Mitchfynde, May 16th, 2018
Written based on this version: 2017, Digital, Independent (Bandcamp)

For those who don't care to get into history and deeper analysis, this is a folky, NWOBHM / doom metal crossover album from veterans of the style. It's basically the most faithful metal rendition of english folk music spirit. The Room of Shadows is loaded with melody, crunchy riffs, blazing solos, catchy vocal lines, and the atmosphere of spooky folk tales. This album is your grandfather telling you ghost stories by the campfire in metal form.

Now, on to the real review.

When I heard the news of Terry Jones' death, I wasn't sure this record would ever be released. After a year or two of silence, I grew certain that It would never see the light of day. Thanks to Alan Jones, Terry's son and guitarist of the band, I was wrong. Despite the album being finished and then scrapped before Terry's death, Alan managed to pull together what they had recorded, add to it, and release the full album they had planned.

Here it is, at long last, the swansong. The Room of Shadows. How does it hold up?

There are a lot of notable things about this album straight out the gate. The production is much different than past efforts. Much clearer. In fact, that was one of the highlights of this for me. It was a gift to hear Terry's voice with such clarity.

Another difference between this and past efforts is the pace. It's noticeably more restrained. This is maybe the first Pagan Altar record that actually feels like a doom metal record rather than a folky NWOBHM record.

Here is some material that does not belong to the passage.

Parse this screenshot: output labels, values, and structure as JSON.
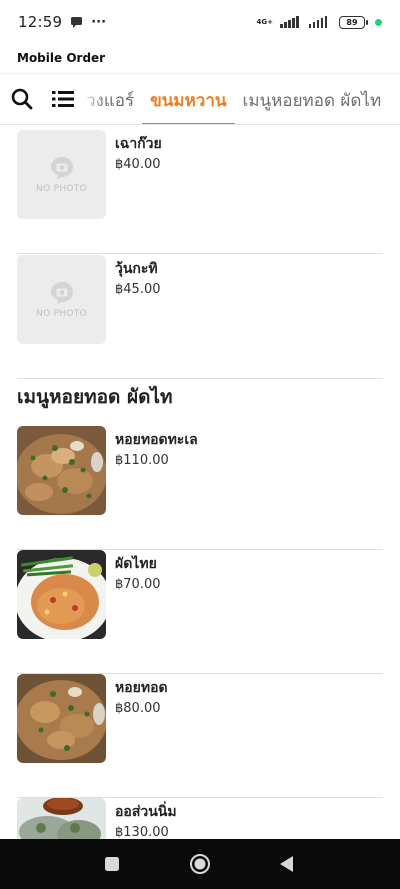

The opener, in particular, is very somber. That's not to say the rest of the sound was lost. The folk and NWOBHM aspects are still here in full force.

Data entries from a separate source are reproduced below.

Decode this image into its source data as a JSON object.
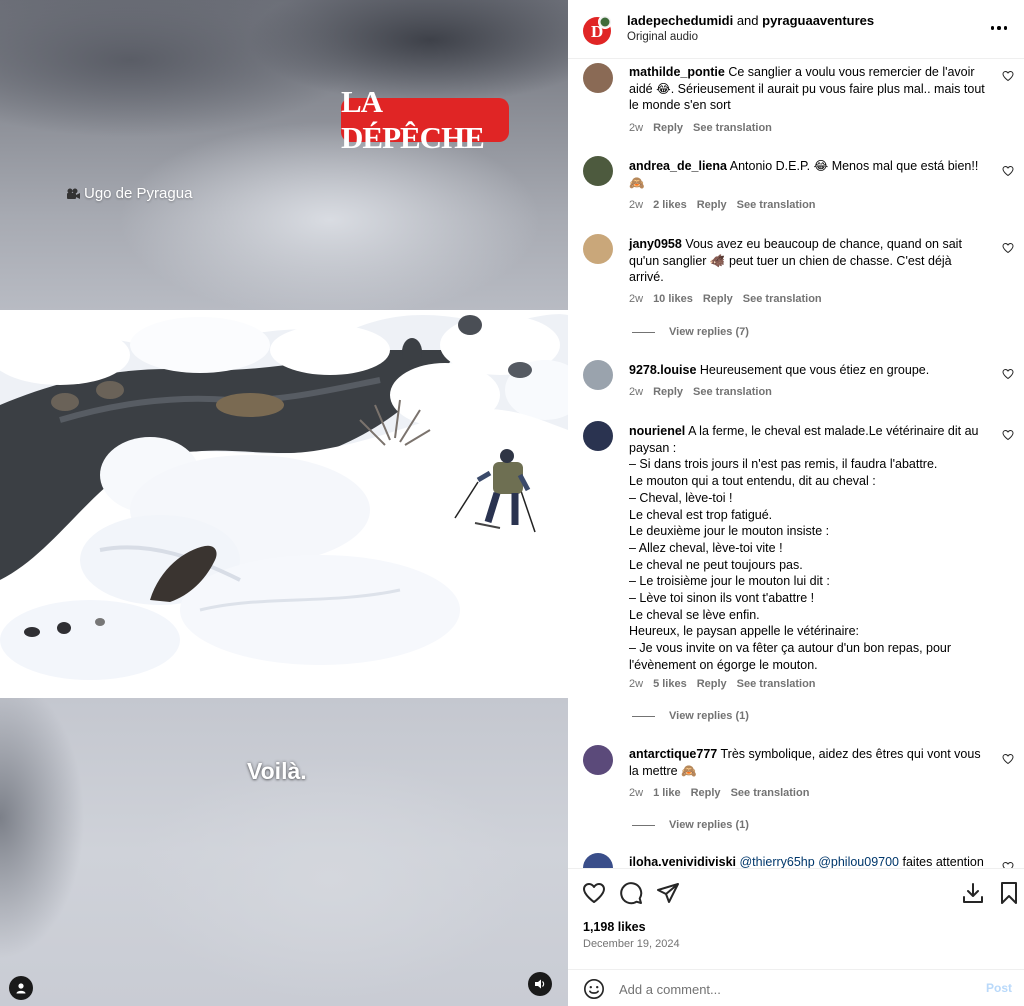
{
  "media": {
    "logo_text": "LA DÉPÊCHE",
    "credit_text": "Ugo de Pyragua",
    "subtitle_text": "Voilà."
  },
  "header": {
    "author1": "ladepechedumidi",
    "and_text": " and ",
    "author2": "pyraguaaventures",
    "audio_text": "Original audio"
  },
  "comments": [
    {
      "user": "mathilde_pontie",
      "text": "Ce sanglier a voulu vous remercier de l'avoir aidé 😂. Sérieusement il aurait pu vous faire plus mal.. mais tout le monde s'en sort",
      "time": "2w",
      "likes": "",
      "reply": "Reply",
      "translate": "See translation",
      "avatar_color": "#8a6a55"
    },
    {
      "user": "andrea_de_liena",
      "text": "Antonio D.E.P. 😂 Menos mal que está bien!! 🙈",
      "time": "2w",
      "likes": "2 likes",
      "reply": "Reply",
      "translate": "See translation",
      "avatar_color": "#4d5a3e"
    },
    {
      "user": "jany0958",
      "text": "Vous avez eu beaucoup de chance, quand on sait qu'un sanglier 🐗 peut tuer un chien de chasse. C'est déjà arrivé.",
      "time": "2w",
      "likes": "10 likes",
      "reply": "Reply",
      "translate": "See translation",
      "replies": "View replies (7)",
      "avatar_color": "#c9a77a"
    },
    {
      "user": "9278.louise",
      "text": "Heureusement que vous étiez en groupe.",
      "time": "2w",
      "likes": "",
      "reply": "Reply",
      "translate": "See translation",
      "avatar_color": "#9aa3ad"
    },
    {
      "user": "nourienel",
      "text": "A la ferme, le cheval est malade.Le vétérinaire dit au paysan :\n– Si dans trois jours il n'est pas remis, il faudra l'abattre.\nLe mouton qui a tout entendu, dit au cheval :\n– Cheval, lève-toi !\nLe cheval est trop fatigué.\nLe deuxième jour le mouton insiste :\n– Allez cheval, lève-toi vite !\nLe cheval ne peut toujours pas.\n– Le troisième jour le mouton lui dit :\n– Lève toi sinon ils vont t'abattre !\nLe cheval se lève enfin.\nHeureux, le paysan appelle le vétérinaire:\n– Je vous invite on va fêter ça autour d'un bon repas, pour l'évènement on égorge le mouton.",
      "time": "2w",
      "likes": "5 likes",
      "reply": "Reply",
      "translate": "See translation",
      "replies": "View replies (1)",
      "avatar_color": "#2a3350"
    },
    {
      "user": "antarctique777",
      "text": "Très symbolique, aidez des êtres qui vont vous la mettre 🙈",
      "time": "2w",
      "likes": "1 like",
      "reply": "Reply",
      "translate": "See translation",
      "replies": "View replies (1)",
      "avatar_color": "#5b4a7a"
    },
    {
      "user": "iloha.venividiviski",
      "mention1": "@thierry65hp",
      "mention2": "@philou09700",
      "text": "faites attention",
      "avatar_color": "#3a4e8a"
    }
  ],
  "actions": {
    "likes_text": "1,198 likes",
    "date_text": "December 19, 2024"
  },
  "add_comment": {
    "placeholder": "Add a comment...",
    "post_label": "Post"
  }
}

If you know Pagan Altar, there's a couple things you expect. Riffs that are somehow equal parts doom, NWOBHM, folk, and classic rock. Electrifying guitar solos. Vocal lines that are incredibly somber, yet somehow majestic. That folky atmosphere that brings to mind old ghost stories and the elegance of classic horror. All of it's here.

As with any Pagan Altar record, there are just no shortage of great guitar lines. If you love the golden age of guitar, there's no way you can avoid loving Alan Jones. The man is simply a fucking wizard on the axe. He's the Ronnie James Dio of guitar. Terry's dusty, folky vocal delivery is as enchanting as always. The lyrics are pure poetry.

Are there negatives? Not for me. Are there some big changes that might scare off old fans. Yes. The change in production is very noticeable. The old records all had this dusty, sort of lo-fi sound to them and I definitely preferred that approach. This album is much less energetic than any of the older records. Terry's vocal performance, in particular sounds much more reserved. Then again, this may be a result of the production style.

With all that out of the way, it's simply a great record. It's not THE BEST Pagan Altar record, but that record was released a long time ago and could probably never be topped. The important thing is that this is a very worthy addition to the band's discography and the somber tone of the thing serves it well as a swansong. Old fans who aren't allergic to any kind of change will find a lot to enjoy in the Room of Shadows. I know I sure did.

Rest in peace, Terry Jones. You've earned it.